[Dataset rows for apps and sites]

%%

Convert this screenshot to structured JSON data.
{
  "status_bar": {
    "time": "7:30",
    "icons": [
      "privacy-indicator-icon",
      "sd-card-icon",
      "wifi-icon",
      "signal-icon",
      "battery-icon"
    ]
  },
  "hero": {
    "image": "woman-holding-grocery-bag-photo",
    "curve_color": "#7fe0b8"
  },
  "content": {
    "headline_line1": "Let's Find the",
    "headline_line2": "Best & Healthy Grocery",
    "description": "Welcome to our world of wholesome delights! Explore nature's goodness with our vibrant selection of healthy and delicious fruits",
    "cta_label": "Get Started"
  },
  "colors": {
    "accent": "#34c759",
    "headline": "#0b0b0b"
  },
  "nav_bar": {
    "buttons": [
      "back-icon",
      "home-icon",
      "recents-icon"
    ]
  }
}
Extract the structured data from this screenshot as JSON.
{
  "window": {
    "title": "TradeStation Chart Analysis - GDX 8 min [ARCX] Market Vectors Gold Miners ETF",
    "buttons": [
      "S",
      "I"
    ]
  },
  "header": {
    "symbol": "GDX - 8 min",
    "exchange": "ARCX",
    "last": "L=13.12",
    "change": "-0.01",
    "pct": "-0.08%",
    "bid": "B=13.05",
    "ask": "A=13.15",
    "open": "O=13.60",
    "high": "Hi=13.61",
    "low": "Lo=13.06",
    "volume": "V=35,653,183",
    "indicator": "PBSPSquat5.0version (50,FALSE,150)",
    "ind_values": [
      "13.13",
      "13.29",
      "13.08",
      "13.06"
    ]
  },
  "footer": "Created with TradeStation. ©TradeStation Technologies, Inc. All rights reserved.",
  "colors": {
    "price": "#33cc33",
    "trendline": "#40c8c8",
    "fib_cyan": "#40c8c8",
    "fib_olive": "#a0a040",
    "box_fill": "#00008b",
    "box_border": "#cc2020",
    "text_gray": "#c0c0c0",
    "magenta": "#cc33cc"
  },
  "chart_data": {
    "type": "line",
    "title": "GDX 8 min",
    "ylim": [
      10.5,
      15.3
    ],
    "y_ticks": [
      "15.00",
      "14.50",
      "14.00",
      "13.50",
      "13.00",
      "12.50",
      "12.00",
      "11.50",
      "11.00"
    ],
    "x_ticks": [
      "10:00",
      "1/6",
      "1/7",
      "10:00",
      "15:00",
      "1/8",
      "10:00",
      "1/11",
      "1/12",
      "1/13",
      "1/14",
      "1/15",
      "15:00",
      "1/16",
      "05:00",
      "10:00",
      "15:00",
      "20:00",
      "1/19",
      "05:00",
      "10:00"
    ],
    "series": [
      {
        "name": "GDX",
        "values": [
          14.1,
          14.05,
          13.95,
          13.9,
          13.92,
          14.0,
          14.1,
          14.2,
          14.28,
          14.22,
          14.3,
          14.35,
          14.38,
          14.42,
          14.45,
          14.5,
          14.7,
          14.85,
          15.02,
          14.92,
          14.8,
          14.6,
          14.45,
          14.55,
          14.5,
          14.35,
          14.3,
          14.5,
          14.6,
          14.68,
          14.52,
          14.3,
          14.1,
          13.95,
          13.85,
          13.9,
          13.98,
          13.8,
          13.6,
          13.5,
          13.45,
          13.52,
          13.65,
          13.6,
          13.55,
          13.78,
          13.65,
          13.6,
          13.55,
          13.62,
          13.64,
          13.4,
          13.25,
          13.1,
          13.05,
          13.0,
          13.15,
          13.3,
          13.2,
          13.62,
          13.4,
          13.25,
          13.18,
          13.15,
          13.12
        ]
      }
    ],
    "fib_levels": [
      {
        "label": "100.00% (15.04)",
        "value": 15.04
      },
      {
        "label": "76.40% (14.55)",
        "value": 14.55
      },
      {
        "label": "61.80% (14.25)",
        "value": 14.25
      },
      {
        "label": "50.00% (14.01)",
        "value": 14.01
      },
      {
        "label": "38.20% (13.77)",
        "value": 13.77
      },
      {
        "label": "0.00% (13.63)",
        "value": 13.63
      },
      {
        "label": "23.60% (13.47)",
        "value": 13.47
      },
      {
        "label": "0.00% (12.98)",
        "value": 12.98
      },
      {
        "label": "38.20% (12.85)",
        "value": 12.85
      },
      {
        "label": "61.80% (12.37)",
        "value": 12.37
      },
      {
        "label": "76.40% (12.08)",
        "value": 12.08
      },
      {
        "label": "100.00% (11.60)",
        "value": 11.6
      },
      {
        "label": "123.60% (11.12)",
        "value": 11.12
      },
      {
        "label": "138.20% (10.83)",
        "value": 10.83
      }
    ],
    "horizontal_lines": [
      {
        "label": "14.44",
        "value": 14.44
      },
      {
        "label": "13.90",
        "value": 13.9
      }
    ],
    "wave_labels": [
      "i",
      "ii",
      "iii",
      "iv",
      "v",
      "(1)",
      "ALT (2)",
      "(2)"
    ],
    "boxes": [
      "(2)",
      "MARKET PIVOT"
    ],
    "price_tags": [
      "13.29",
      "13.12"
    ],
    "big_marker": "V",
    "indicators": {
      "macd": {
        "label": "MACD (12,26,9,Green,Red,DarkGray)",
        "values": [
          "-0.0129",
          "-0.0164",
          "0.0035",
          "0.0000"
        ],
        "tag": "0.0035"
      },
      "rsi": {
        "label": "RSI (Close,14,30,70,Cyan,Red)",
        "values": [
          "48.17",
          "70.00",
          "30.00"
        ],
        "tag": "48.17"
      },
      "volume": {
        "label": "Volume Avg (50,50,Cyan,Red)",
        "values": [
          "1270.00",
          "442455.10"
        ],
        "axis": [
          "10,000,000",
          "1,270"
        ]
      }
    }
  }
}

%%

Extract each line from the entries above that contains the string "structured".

Convert this screenshot to structured JSON data.
Extract the structured data from this screenshot as JSON.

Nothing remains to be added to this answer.